In the beginning
Lucas Duda clearly is the Mets' most valuable player thus far -- seven extra-base hits, eight RBIs and a few handsome plays at first base in 10 games. Keith Hernandez, who knew his way around first base, was raving about Duda's footwork Thursday but taking little credit for what he saw as conspicuous improvement on the field. Although Hernandez had worked with Duda before and during Spring Training, he said, "Most of what we worked on was his hitting."
In the middle
Is it possible that the center-field defense of Juan Lagares has improved? He seemingly does even more with less effort this season. He is a joy to watch. Phillies coach Larry Bowa is quite impressed.
"I played with Garry Maddux for a long time," Bowa said Monday night. "He won Gold Gloves, and he played real shallow, too. But this kid plays just as shallow and the breaks he gets are amazing. He's the best I've seen."
The upgraded scoreboard in center field at Citi Field has carried images of Kevin James, a big Mets fan, cheering, smiling and wearing a No. 24 Mets uniform. What would Kelvin Torve say?
For the unaware, Torve was a left-handed-hitting first baseman who appeared in 30 games with the Mets in 1990 and '91. He wore No. 24 in eight games in an 11-day sequence in August 1990, causing more than a few double takes from folks familiar with the promise Joan Payson, the Mets' original owner, had made to Willie Mays, that no one would wear the Mets' No. 24 after Mays retired.
That Torve was issued the number was characterized as "a mistake" in 1990 and again Thursday night.
Of course, Rickey Henderson wore 24 when he played with the Mets in 1999 and 2000. Mays had been unaware of Torve, but in Spring Training in 1999, he was made aware of the preference Henderson had expressed to wear the number. Trying his best to sidestep controversy, but wanting to make his point, Mays said, "It's all right if Rickey gets it, I guess. But I know what Mrs. Payson told me, and I don't think they should go against her wishes."
Evidently, Mays was James' favorite player, hence his makeshift Mets uni.

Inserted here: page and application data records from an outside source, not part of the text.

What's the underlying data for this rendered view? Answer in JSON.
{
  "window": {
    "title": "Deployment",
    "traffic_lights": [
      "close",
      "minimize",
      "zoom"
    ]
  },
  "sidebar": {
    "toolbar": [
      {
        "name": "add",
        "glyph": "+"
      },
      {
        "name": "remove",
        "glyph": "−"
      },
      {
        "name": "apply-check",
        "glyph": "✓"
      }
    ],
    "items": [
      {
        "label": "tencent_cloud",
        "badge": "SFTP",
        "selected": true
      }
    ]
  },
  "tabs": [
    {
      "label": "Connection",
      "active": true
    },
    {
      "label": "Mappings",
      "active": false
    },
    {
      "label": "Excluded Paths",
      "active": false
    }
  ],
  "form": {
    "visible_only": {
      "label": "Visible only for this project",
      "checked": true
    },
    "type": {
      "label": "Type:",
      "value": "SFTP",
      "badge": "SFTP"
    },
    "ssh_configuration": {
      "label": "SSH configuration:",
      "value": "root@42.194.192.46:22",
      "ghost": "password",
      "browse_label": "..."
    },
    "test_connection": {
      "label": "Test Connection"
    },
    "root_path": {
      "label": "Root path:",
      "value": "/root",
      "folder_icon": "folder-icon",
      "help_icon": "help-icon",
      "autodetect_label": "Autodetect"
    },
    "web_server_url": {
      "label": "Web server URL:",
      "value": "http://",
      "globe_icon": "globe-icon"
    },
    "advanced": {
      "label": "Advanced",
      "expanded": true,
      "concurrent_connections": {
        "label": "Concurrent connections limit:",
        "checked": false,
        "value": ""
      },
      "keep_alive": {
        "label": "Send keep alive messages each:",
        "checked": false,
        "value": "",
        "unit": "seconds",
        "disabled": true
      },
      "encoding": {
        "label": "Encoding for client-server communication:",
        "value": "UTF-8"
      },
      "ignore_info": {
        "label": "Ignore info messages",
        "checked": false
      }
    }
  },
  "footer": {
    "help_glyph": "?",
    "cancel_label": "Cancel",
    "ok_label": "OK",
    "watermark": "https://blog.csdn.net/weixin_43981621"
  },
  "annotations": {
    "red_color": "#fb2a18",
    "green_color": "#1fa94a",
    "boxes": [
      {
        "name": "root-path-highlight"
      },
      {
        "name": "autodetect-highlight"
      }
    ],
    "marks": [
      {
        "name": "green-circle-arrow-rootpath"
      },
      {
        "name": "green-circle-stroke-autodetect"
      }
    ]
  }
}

The Mets have hit three sacrifice flies in their 10 games. Three isn't an inordinately high total for 10 games, but it's a positive sign that the Mets have players -- Daniel Murphy, Travis d'Arnaud and Eric Campbell so far -- who can put the ball in the air when a need arises. Earl Weaver preferred the three-run home run, of course, but he always raved about the ability of three Yankees -- Willie Randolph, Roy White and Bobby Murcer -- to produce sacrifice flies.
Interesting -- isn't it? -- that Bobby Bonilla hit 26 sacrifice flies with the Pirates in 1990 and '91 combined when he was a confident, winning player. He hit one in '92 after signing with the Mets and pressuring himself to do more.
Jeff Francoeur, now the Phillies' No. 4 outfielder, smoked a home run at Citi Field Tuesday night. After hitting several batting-practice pitches over the left-field wall that night, he stepped out of the cage, spotted Mets president Jeff Wilpon and said, "You know, if you'd moved the fences in while I was here, I'd still be here."
Marty Noble is a columnist for MLB.com. This story was not subject to the approval of Major League Baseball or its clubs.